  • The story of a scrappy, inspiring urban university (yes, institutions can be heroes, too) that has given hundreds – no, thousands – of first-generation students a shot at a solid education and a higher rung on the ladder of opportunity.
  • The story of a symphony in a border city, reaching across and through The Fence – intentionally, courageously, creatively – to build bridges, transcend boundaries, and transform young lives through music.
  • The story of bereft parents who channeled their grief and anger over their daughter’s death – a needless, easily preventable death, in a renowned hospital that could easily have saved her – into a nationwide patient-safety crusade that has saved countless lives.
  • The story of an understaffed development team that doggedly and strategically persevered, gradually gained institutional respect and support, created a culture of philanthropy, and mounted a phenomenally successful fundraising campaign.

Such stories can resonate – and make a difference – not just with donors but with the development professionals who are our clients, inspiring and guiding them; helping them, in turn, to inspire and guide the institutional leaders and volunteers whose support is crucial.

Such stories can resonate – and make a difference – not just with donors but with the development professionals who are our clients, inspiring and guiding them; helping them, in turn, to inspire and guide the institutional leaders and volunteers whose support is crucial.

To increase your storytelling’s effectiveness, keep a few basics in mind:

Craft a story structure – a beginning, a middle, an end – that creates a satisfying arc or conveys a lesson. Avoid triteness, oversimplifying or over-sentimentalizing … but remember that people value stories that offer wisdom, hope or insight.

Convey what was at stake for your story’s hero(es): What would have been lost by giving in to timidity, inaction or the status quo? What was gained by seizing an opportunity with vision and boldness?

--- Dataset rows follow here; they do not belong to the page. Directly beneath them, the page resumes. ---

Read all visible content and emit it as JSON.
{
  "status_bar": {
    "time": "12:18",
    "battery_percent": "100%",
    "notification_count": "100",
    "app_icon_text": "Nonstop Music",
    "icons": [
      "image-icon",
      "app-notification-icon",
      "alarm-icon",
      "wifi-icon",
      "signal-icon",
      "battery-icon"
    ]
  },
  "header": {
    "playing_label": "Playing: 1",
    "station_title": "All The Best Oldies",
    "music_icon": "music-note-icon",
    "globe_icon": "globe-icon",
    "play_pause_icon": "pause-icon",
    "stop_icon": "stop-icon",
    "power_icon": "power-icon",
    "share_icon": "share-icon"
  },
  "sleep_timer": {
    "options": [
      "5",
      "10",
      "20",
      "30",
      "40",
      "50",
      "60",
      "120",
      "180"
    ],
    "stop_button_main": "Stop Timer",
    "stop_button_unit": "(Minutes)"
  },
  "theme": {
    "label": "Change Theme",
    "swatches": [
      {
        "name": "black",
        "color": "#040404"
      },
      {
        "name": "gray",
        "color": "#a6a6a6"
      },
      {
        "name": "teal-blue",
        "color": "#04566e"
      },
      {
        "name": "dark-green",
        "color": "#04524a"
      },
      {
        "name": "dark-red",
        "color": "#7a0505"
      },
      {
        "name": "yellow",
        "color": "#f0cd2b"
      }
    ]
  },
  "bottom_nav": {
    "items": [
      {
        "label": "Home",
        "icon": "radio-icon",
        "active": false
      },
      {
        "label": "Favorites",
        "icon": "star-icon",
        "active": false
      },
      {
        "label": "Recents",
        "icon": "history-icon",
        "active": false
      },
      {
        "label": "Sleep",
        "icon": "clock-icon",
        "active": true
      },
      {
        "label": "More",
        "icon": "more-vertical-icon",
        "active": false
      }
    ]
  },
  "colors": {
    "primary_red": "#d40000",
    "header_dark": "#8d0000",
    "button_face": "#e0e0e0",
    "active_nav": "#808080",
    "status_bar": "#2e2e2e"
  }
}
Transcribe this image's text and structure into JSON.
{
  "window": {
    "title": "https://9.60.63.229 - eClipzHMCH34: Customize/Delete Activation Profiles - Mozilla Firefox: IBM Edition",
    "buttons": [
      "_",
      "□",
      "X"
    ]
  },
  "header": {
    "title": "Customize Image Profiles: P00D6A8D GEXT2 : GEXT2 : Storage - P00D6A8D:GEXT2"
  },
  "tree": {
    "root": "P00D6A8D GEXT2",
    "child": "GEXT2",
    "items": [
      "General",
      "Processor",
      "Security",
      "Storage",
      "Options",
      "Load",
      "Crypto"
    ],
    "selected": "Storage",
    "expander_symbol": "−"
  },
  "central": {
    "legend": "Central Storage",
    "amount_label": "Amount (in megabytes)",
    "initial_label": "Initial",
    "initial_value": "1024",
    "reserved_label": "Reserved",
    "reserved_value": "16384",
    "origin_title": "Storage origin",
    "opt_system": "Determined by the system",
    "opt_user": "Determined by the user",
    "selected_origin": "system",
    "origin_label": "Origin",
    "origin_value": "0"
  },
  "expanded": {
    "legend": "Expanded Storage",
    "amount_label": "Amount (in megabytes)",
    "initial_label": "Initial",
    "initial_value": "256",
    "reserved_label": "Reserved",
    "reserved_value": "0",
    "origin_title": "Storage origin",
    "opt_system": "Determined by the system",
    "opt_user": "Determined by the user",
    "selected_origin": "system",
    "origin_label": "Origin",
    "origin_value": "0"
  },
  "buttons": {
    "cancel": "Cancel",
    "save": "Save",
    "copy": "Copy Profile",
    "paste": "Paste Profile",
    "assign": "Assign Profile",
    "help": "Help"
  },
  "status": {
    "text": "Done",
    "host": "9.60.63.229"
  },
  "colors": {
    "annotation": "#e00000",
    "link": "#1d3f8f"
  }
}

Remember that what’s obvious to you might be a revelation to others. I once wrote a profile of a fetal interventionist at a children’s hospital – a surgeon who corrects defects in utero so babies can be born healthier. I recounted his most recent surgery, involving a woman pregnant with twins, one of whom was hogging more than its share of blood and nutrients. The doctor inserted his instruments through a small tube and began cauterizing some of the greedy twin’s placental blood supply. Suddenly, halfway through the high-stakes procedure, the cauterizing laser crashed. Coolly he rebooted the laser, finished the procedure, withdrew the instruments, and stitched up the opening. He had to do it all – and did do it all – in less than five minutes, because additional time raises the risks. When he read my draft, he said, “You make it sound so dramatic!” Indeed.

Keep it short! People might be willing to stick with a murder mystery for 90,000 words, but most folks’ attention span – especially if you’re asking for their money or their time – is mighty short. Less is almost always more. Ernest Hemingway supposedly once told a story in just six words: “For sale: baby shoes, never worn.” The attribution to Hemingway is likely apocryphal, but that six-word story is evocative and memorable.

As a lifelong storyteller, I encourage you to look for opportunities, openings, and ways to tell more stories: to harness storytelling in order to illustrate or underscore key messages, to put human faces on campaign goals, to enlist feelings, hopes and dreams in the service of worthy causes.

Bestselling novelist Jon Jefferson is a Senior Writer & Strategist for Marts & Lundy Communications.